# YOUR GOAL
Please print all the lines below exactly as they are written.
········
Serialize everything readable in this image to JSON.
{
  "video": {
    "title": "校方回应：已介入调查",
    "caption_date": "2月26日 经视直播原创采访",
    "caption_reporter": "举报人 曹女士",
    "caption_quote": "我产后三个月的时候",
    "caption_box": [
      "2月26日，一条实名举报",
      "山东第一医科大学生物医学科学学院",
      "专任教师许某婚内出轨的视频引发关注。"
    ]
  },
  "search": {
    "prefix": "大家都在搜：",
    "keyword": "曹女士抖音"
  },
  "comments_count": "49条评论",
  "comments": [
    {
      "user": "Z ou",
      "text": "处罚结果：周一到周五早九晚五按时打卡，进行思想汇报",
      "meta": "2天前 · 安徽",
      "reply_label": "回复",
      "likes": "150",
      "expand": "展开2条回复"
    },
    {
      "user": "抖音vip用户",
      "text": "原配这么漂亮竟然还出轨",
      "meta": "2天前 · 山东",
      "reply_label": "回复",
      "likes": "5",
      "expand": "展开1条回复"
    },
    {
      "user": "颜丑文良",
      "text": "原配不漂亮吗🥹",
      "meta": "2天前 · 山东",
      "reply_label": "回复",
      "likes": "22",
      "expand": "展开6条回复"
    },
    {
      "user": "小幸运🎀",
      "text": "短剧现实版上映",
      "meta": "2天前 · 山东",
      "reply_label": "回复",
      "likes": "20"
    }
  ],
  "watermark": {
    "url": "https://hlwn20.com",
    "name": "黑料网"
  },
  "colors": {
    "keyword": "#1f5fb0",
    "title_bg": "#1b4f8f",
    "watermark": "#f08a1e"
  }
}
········
# ANSWER BOX
Serialize everything readable in this image to JSON.
{
  "video": {
    "title": "校方回应：已介入调查",
    "caption_date": "2月26日 经视直播原创采访",
    "caption_reporter": "举报人 曹女士",
    "caption_quote": "我产后三个月的时候",
    "caption_box": [
      "2月26日，一条实名举报",
      "山东第一医科大学生物医学科学学院",
      "专任教师许某婚内出轨的视频引发关注。"
    ]
  },
  "search": {
    "prefix": "大家都在搜：",
    "keyword": "曹女士抖音"
  },
  "comments_count": "49条评论",
  "comments": [
    {
      "user": "Z ou",
      "text": "处罚结果：周一到周五早九晚五按时打卡，进行思想汇报",
      "meta": "2天前 · 安徽",
      "reply_label": "回复",
      "likes": "150",
      "expand": "展开2条回复"
    },
    {
      "user": "抖音vip用户",
      "text": "原配这么漂亮竟然还出轨",
      "meta": "2天前 · 山东",
      "reply_label": "回复",
      "likes": "5",
      "expand": "展开1条回复"
    },
    {
      "user": "颜丑文良",
      "text": "原配不漂亮吗🥹",
      "meta": "2天前 · 山东",
      "reply_label": "回复",
      "likes": "22",
      "expand": "展开6条回复"
    },
    {
      "user": "小幸运🎀",
      "text": "短剧现实版上映",
      "meta": "2天前 · 山东",
      "reply_label": "回复",
      "likes": "20"
    }
  ],
  "watermark": {
    "url": "https://hlwn20.com",
    "name": "黑料网"
  },
  "colors": {
    "keyword": "#1f5fb0",
    "title_bg": "#1b4f8f",
    "watermark": "#f08a1e"
  }
}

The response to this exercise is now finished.